The prisoners at Guantanamo are repeatedly beaten, raped, forced to maintain very stressful positions, and subjected to prolonged sleep deprivation, months of isolation, extreme temperatures, and mock executions. Reading about torture is one thing; seeing it is another experience altogether. To see what the Bush administration is doing to innocent men from around the world, watch "The Road to Guantanamo," a deeply disturbing film about three young British men who were tortured and abused at Guantanamo Bay for more than two years. They were eventually released without charge.
There have been three suicides among prisoners and hundreds have been force-fed to keep them alive during intermittent hunger strikes. The Department of Defense has acknowledged 41 suicide attempts among 29 prisoners.

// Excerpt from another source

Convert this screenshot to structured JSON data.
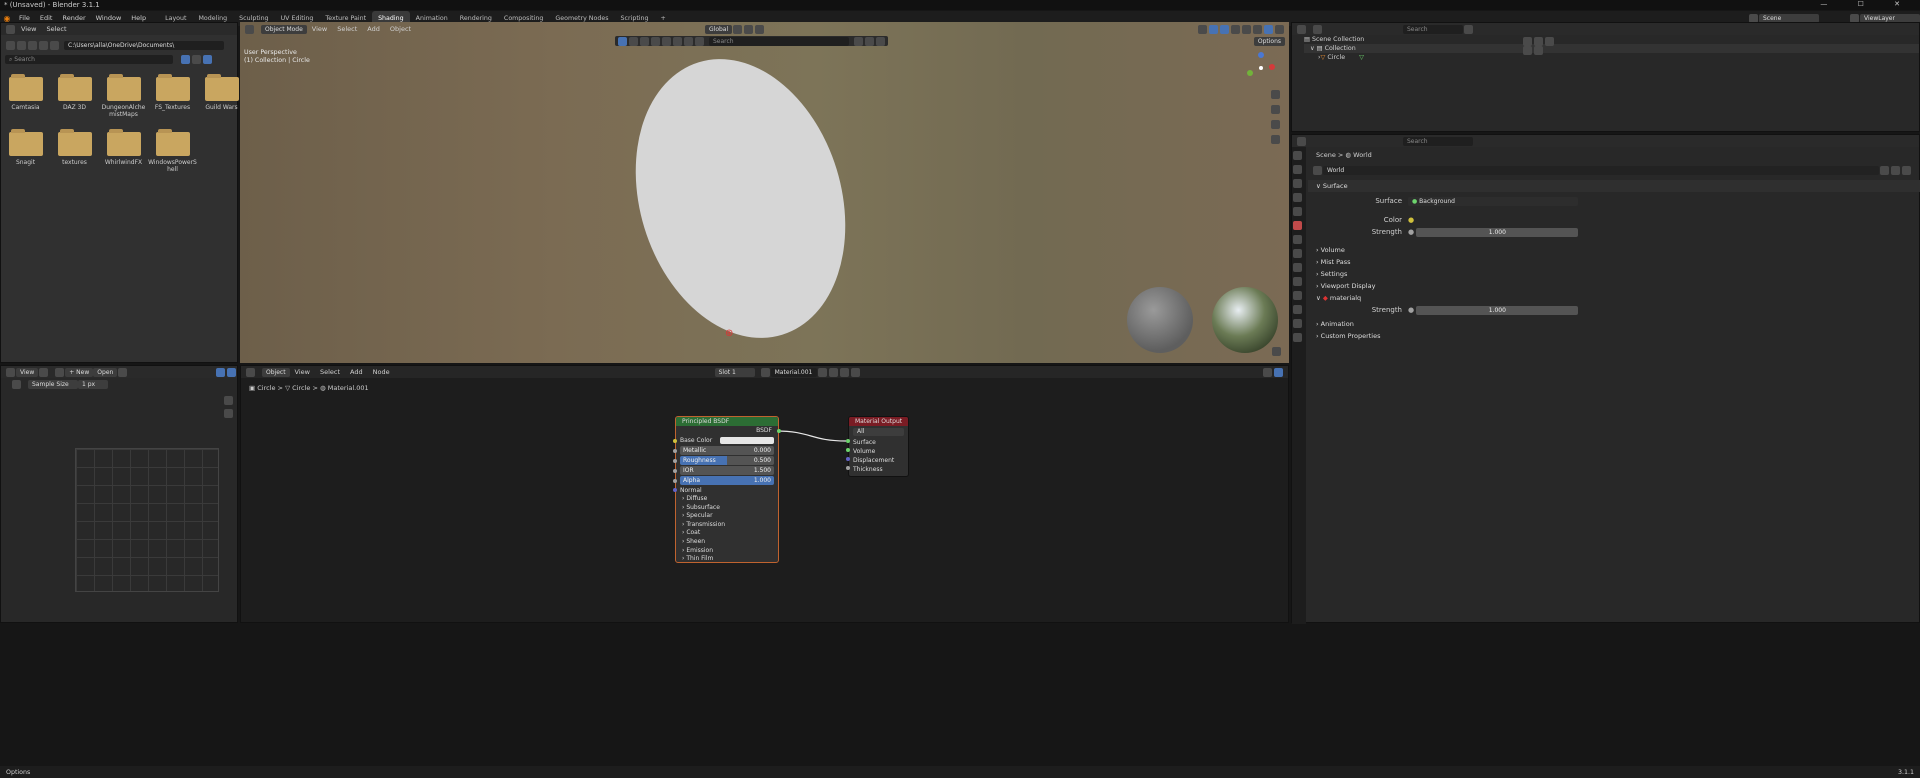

Jumah Al-Dossari, a 33-year-old citizen of Bahrain, has been held at Guantanamo since 2002. In a letter to his attorneys, he writes, "At Guantanamo, soldiers have assaulted me, placed me in solitary confinement, threatened to kill me, threatened to kill my daughter and told me I will stay in Cuba for the rest of my life. They have deprived me of sleep, forced me to listen to extremely loud music and shined intense lights in my face. They have placed me in cold rooms for hours without food, drink or the ability to go to the bathroom or wash for prayers. They have wrapped me in the Israeli flag and told me there is a holy war between the Cross and the Star of David on one hand and the Crescent on the other. They have beaten me unconscious.
I would rather die than stay here forever, and I have tried to commit suicide many times. The purpose of Guantanamo is to destroy people, and I have been destroyed. I am hopeless because our voices are not heard from the depths of the detention center. "

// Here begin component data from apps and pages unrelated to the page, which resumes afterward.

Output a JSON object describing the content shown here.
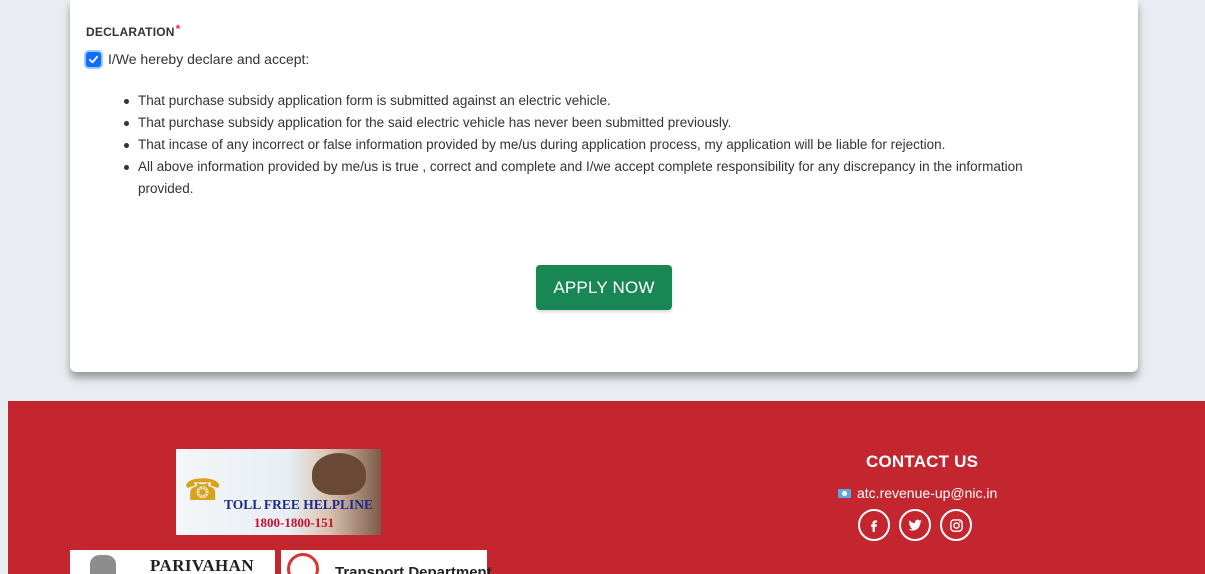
{
  "declaration": {
    "title": "DECLARATION",
    "required_mark": "*",
    "accept_label": "I/We hereby declare and accept:",
    "accepted": true,
    "points": [
      "That purchase subsidy application form is submitted against an electric vehicle.",
      "That purchase subsidy application for the said electric vehicle has never been submitted previously.",
      "That incase of any incorrect or false information provided by me/us during application process, my application will be liable for rejection.",
      "All above information provided by me/us is true , correct and complete and I/we accept complete responsibility for any discrepancy in the information provided."
    ],
    "apply_label": "APPLY NOW"
  },
  "footer": {
    "helpline": {
      "title": "TOLL FREE HELPLINE",
      "number": "1800-1800-151"
    },
    "logos": {
      "parivahan": "PARIVAHAN",
      "transport": "Transport Department"
    },
    "contact": {
      "title": "CONTACT US",
      "email": "atc.revenue-up@nic.in",
      "socials": [
        "facebook-icon",
        "twitter-icon",
        "instagram-icon"
      ]
    }
  },
  "colors": {
    "page_bg": "#e9edf1",
    "accent_blue": "#0d6efd",
    "apply_green": "#198754",
    "footer_red": "#c3262f",
    "required_red": "#dc3545"
  }
}
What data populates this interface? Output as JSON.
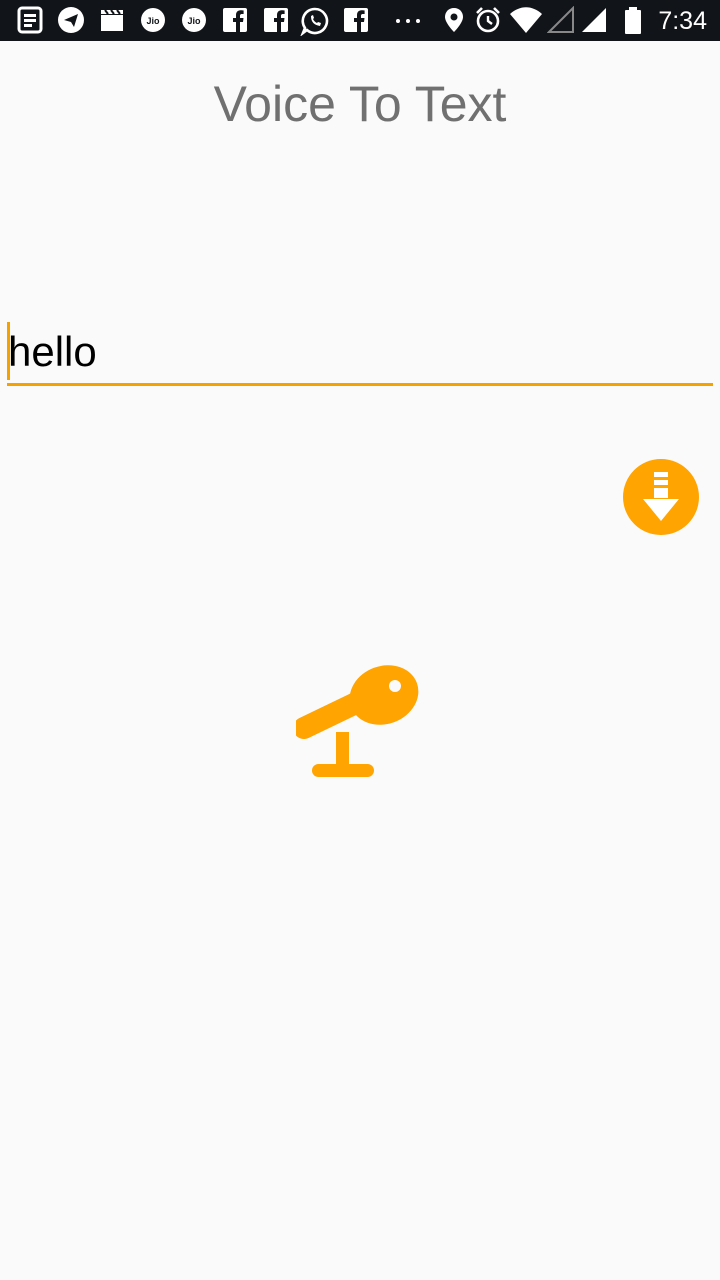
{
  "status_bar": {
    "time": "7:34",
    "icons": [
      "news-icon",
      "telegram-icon",
      "clapper-icon",
      "jio-icon",
      "jio-icon",
      "facebook-icon",
      "facebook-icon",
      "whatsapp-icon",
      "facebook-icon",
      "more-dots-icon",
      "location-icon",
      "alarm-icon",
      "wifi-icon",
      "signal-empty-icon",
      "signal-icon",
      "battery-icon"
    ],
    "jio_label": "Jio"
  },
  "app": {
    "title": "Voice To Text",
    "text_value": "hello",
    "download_button_icon": "download-icon",
    "mic_button_icon": "microphone-icon"
  },
  "colors": {
    "accent": "#FFA400",
    "title": "#707070",
    "status_bar_bg": "#111418",
    "background": "#FAFAFA"
  }
}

The camp has been criticized around the world for its detainment of prisoners without trial. The U.S. administration said the prisoners were not entitled to the protections of the Geneva Conventions, but on June 19, 2006, the U.S. Supreme Court ruled against that claim.
Today, activists around the world will be demonstrating for the closure of the base. Asif Iqbal, one of the men featured in "The Road to Guantanamo," is back in Cuba denouncing the abuses. Amnesty International and others will participate in demonstrations in Australia, Italy, Japan, Paraguay, Spain, Tunisia, the United Kingdom, and the United States. To take part in an action near you, click here.
While we talk about the torture methods being used by the United States, as a society, we rarely discuss their devastating impacts. In 1957, after French soldiers forced water directly and deeply into the lungs of French journalist Henri Alleg during the Battle for Algiers, he wrote a book about his ordeal and named his torturers. He wrote, "I tried, by contracting my throat, to take in as little water as possible to resist suffocation by keeping air in my lungs for as long as I could. But I couldn't hold on for more than a few moments. I had the impression of drowning, and a terrible agony, that of death itself, took possession of me."
That chilling description turned the French people against both torture and the Algerian war.
So what's it going to take to turn the American people against torture?
Here are comments from a few of the protesters who've been directly impacted by Guantanamo:
Zohra Zewawi, the mother of detainee British citizen Omar Dehayes, traveled from the United Arab Emirates with another son, Taher Deghayes, to join the protest [in Cuba]. She says her son had been tortured and blinded in one eye since he was imprisoned in September 2002 and still has not been charged or tried.Let's hope comments like these and today's worldwide actions planned over the next few days raise the awareness needed to pressure the U.S. government to shut down these torture prisons.
During the conference, peace delegation member Adele Welty, who lost her firefighter son in the Sept. 11, 2001, terror attacks, expressed empathy with Zewawi and other mothers of men held at Guantanamo prison.
Welty said that in the case of her son Timothy, "I have been assured that it was over quickly, that he did not feel the tons of concrete that tore his body apart.
"But for five years, (the inmates') mothers have lived with the images of them being torn apart from torture," Welty said.